◆ What you should do ◆
Report every line of the material that contains the string "CustomerId".

◆ Exercise materials ◆
####################

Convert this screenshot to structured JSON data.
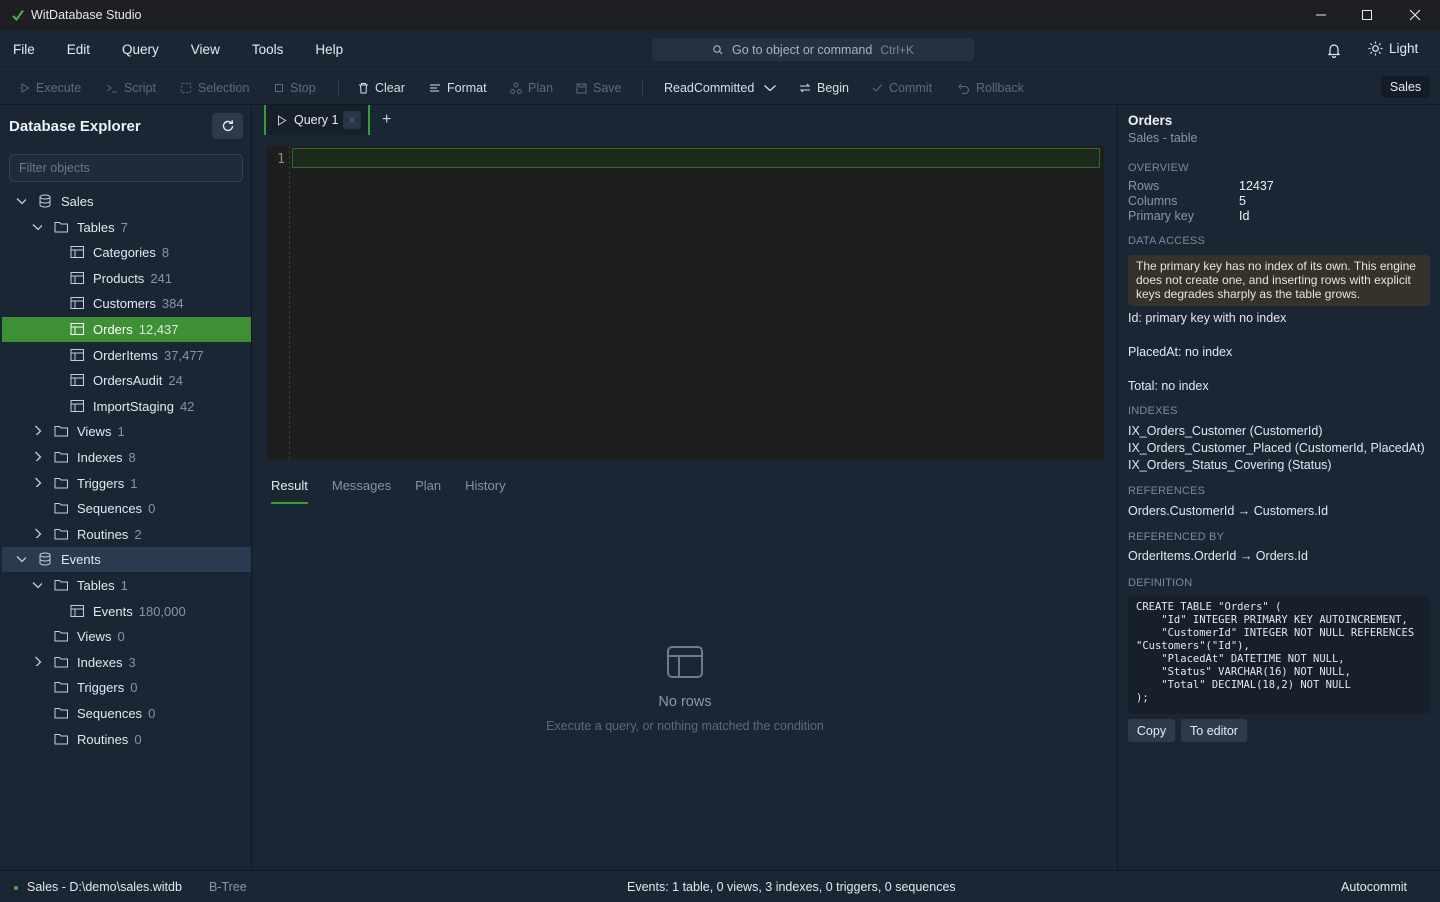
{
  "window": {
    "title": "WitDatabase Studio",
    "app_icon": "check-leaf-icon",
    "accent": "#3e9a35"
  },
  "menu": {
    "items": [
      "File",
      "Edit",
      "Query",
      "View",
      "Tools",
      "Help"
    ]
  },
  "command_palette": {
    "label": "Go to object or command",
    "shortcut": "Ctrl+K"
  },
  "theme_toggle": {
    "label": "Light"
  },
  "toolbar": {
    "execute": "Execute",
    "script": "Script",
    "selection": "Selection",
    "stop": "Stop",
    "clear": "Clear",
    "format": "Format",
    "plan": "Plan",
    "save": "Save",
    "isolation": "ReadCommitted",
    "begin": "Begin",
    "commit": "Commit",
    "rollback": "Rollback",
    "database_badge": "Sales"
  },
  "sidebar": {
    "title": "Database Explorer",
    "filter_placeholder": "Filter objects",
    "tree": [
      {
        "label": "Sales",
        "count": "",
        "type": "db",
        "expanded": true
      },
      {
        "label": "Tables",
        "count": "7",
        "type": "folder",
        "expanded": true
      },
      {
        "label": "Categories",
        "count": "8",
        "type": "table"
      },
      {
        "label": "Products",
        "count": "241",
        "type": "table"
      },
      {
        "label": "Customers",
        "count": "384",
        "type": "table"
      },
      {
        "label": "Orders",
        "count": "12,437",
        "type": "table",
        "selected": true
      },
      {
        "label": "OrderItems",
        "count": "37,477",
        "type": "table"
      },
      {
        "label": "OrdersAudit",
        "count": "24",
        "type": "table"
      },
      {
        "label": "ImportStaging",
        "count": "42",
        "type": "table"
      },
      {
        "label": "Views",
        "count": "1",
        "type": "folder",
        "expanded": false
      },
      {
        "label": "Indexes",
        "count": "8",
        "type": "folder",
        "expanded": false
      },
      {
        "label": "Triggers",
        "count": "1",
        "type": "folder",
        "expanded": false
      },
      {
        "label": "Sequences",
        "count": "0",
        "type": "folder"
      },
      {
        "label": "Routines",
        "count": "2",
        "type": "folder",
        "expanded": false
      },
      {
        "label": "Events",
        "count": "",
        "type": "db",
        "expanded": true
      },
      {
        "label": "Tables",
        "count": "1",
        "type": "folder",
        "expanded": true
      },
      {
        "label": "Events",
        "count": "180,000",
        "type": "table"
      },
      {
        "label": "Views",
        "count": "0",
        "type": "folder"
      },
      {
        "label": "Indexes",
        "count": "3",
        "type": "folder",
        "expanded": false
      },
      {
        "label": "Triggers",
        "count": "0",
        "type": "folder"
      },
      {
        "label": "Sequences",
        "count": "0",
        "type": "folder"
      },
      {
        "label": "Routines",
        "count": "0",
        "type": "folder"
      }
    ]
  },
  "editor": {
    "tab_label": "Query 1",
    "add_tab": "+",
    "line_number": "1",
    "result_tabs": [
      "Result",
      "Messages",
      "Plan",
      "History"
    ],
    "empty_title": "No rows",
    "empty_subtitle": "Execute a query, or nothing matched the condition"
  },
  "details": {
    "title": "Orders",
    "subtitle": "Sales - table",
    "overview_heading": "OVERVIEW",
    "rows_label": "Rows",
    "rows_value": "12437",
    "columns_label": "Columns",
    "columns_value": "5",
    "pk_label": "Primary key",
    "pk_value": "Id",
    "data_access_heading": "DATA ACCESS",
    "warning": "The primary key has no index of its own. This engine does not create one, and inserting rows with explicit keys degrades sharply as the table grows.",
    "access_lines": [
      "Id: primary key with no index",
      "PlacedAt: no index",
      "Total: no index"
    ],
    "indexes_heading": "INDEXES",
    "indexes": [
      "IX_Orders_Customer (CustomerId)",
      "IX_Orders_Customer_Placed (CustomerId, PlacedAt)",
      "IX_Orders_Status_Covering (Status)"
    ],
    "references_heading": "REFERENCES",
    "references": [
      "Orders.CustomerId → Customers.Id"
    ],
    "referenced_by_heading": "REFERENCED BY",
    "referenced_by": [
      "OrderItems.OrderId → Orders.Id"
    ],
    "definition_heading": "DEFINITION",
    "definition": "CREATE TABLE \"Orders\" (\n    \"Id\" INTEGER PRIMARY KEY AUTOINCREMENT,\n    \"CustomerId\" INTEGER NOT NULL REFERENCES\n\"Customers\"(\"Id\"),\n    \"PlacedAt\" DATETIME NOT NULL,\n    \"Status\" VARCHAR(16) NOT NULL,\n    \"Total\" DECIMAL(18,2) NOT NULL\n);",
    "copy_label": "Copy",
    "to_editor_label": "To editor"
  },
  "statusbar": {
    "connection": "Sales - D:\\demo\\sales.witdb",
    "engine": "B-Tree",
    "summary": "Events: 1 table, 0 views, 3 indexes, 0 triggers, 0 sequences",
    "mode": "Autocommit"
  }
}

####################

◆ Task output ◆
      "IX_Orders_Customer (CustomerId)",
      "IX_Orders_Customer_Placed (CustomerId, PlacedAt)",
      "Orders.CustomerId → Customers.Id"
    "definition": "CREATE TABLE \"Orders\" (\n    \"Id\" INTEGER PRIMARY KEY AUTOINCREMENT,\n    \"CustomerId\" INTEGER NOT NULL REFERENCES\n\"Customers\"(\"Id\"),\n    \"PlacedAt\" DATETIME NOT NULL,\n    \"Status\" VARCHAR(16) NOT NULL,\n    \"Total\" DECIMAL(18,2) NOT NULL\n);",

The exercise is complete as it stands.